The way you build up your pension will be different in the new system. This is mainly due to the distribution between young and older participants. Exactly what your scheme will look like depends on the agreements made by the social partners. From 2026 onwards, pension is only accrued through a pension capital (defined contribution scheme). The amount of contribution to be paid into your capital is agreed in advance. Your pension capital moves with the economy. When things are going badly, the pension capital decreases and when things are going well, the pension capital increases. Your accrued capital determines the amount of your pension when you retire. Each year, you get an estimate of your future pension, with an optimistic expectation, a pessimistic expectation and an in-between expectation.
8. Will my pension increase sooner in the new situation?
Under the new pension system it will be possible to increase pensions earlier than is currently possible. This means that pensions can be increased earlier in order to cushion the increased cost of living. This is because in the new pension system we do not need to maintain a reserve buffer. Is the coverage ratio higher than 100%? Then we can increase your pension based on the agreement as it stands. Many things still need to be worked out. In the new pension system, we also have to reduce pensions earlier. More information on this can be found at question 10.
9. Will my pension increase next year?
No, that is not our expectation. The agreement that is now on the table is an outline agreement. Many things still need to be worked out. It will take several years before a new legal framework is in place.
10. Will my pension decrease sooner in the new situation?
Pensions will move more in line with the economy. This increases the likelihood of reductions. As soon as the coverage level falls below 100%, we have to reduce it in the new system. This is not the case under the present rules. This reduction may be spread over a maximum of 10 years. This means that pensions can be reduced in steps at an earlier stage if there is financial head wind. The details are still to be worked out however. It will take at least three years before the new system can be implemented. Under the new pension it will also be possible to increase pensions at an earlier stage than is currently possible. More information on this can be found at question 9.
Is your question not included?
If so, please do not hesitate to contact us. We will be pleased to help you.

We update this page regularly
Many matters from the pension agreement still have to be worked out in legislation and regulations.
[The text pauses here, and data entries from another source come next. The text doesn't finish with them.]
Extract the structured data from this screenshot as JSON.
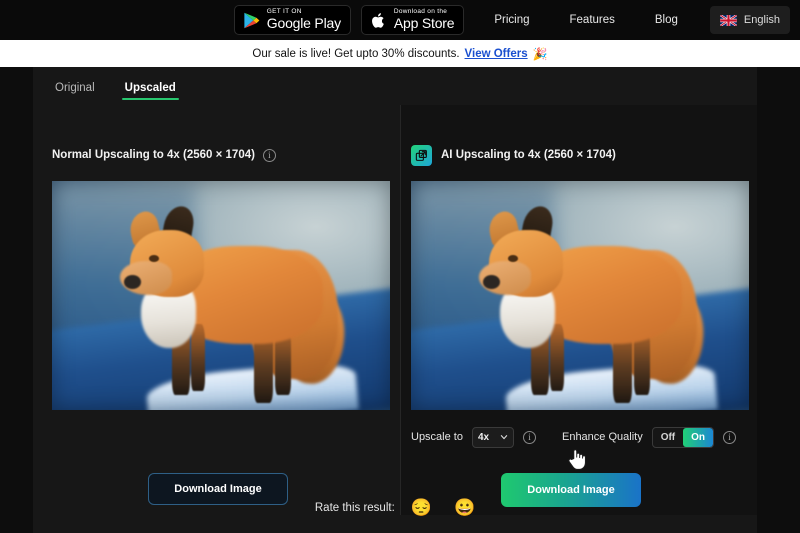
{
  "topbar": {
    "google_play": {
      "small": "GET IT ON",
      "big": "Google Play"
    },
    "app_store": {
      "small": "Download on the",
      "big": "App Store"
    },
    "links": [
      {
        "label": "Pricing"
      },
      {
        "label": "Features"
      },
      {
        "label": "Blog"
      }
    ],
    "language": "English"
  },
  "banner": {
    "text": "Our sale is live! Get upto 30% discounts.",
    "link": "View Offers",
    "emoji": "🎉"
  },
  "tabs": [
    {
      "label": "Original",
      "active": false
    },
    {
      "label": "Upscaled",
      "active": true
    }
  ],
  "left_pane": {
    "title": "Normal Upscaling to 4x (2560 × 1704)",
    "info_glyph": "i",
    "download_label": "Download Image"
  },
  "right_pane": {
    "title": "AI Upscaling to 4x (2560 × 1704)",
    "info_glyph": "i",
    "download_label": "Download Image",
    "controls": {
      "upscale_label": "Upscale to",
      "upscale_value": "4x",
      "upscale_info_glyph": "i",
      "enhance_label": "Enhance Quality",
      "toggle_off": "Off",
      "toggle_on": "On",
      "toggle_selected": "On",
      "enhance_info_glyph": "i"
    }
  },
  "rating": {
    "label": "Rate this result:",
    "negative_emoji": "😔",
    "positive_emoji": "😀"
  },
  "colors": {
    "accent_green": "#28c76f",
    "accent_blue": "#1a73c8",
    "banner_link": "#1a4fcf",
    "page_bg": "#171717"
  }
}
We will, of course, be monitoring this for you. If necessary, we will adjust this page accordingly.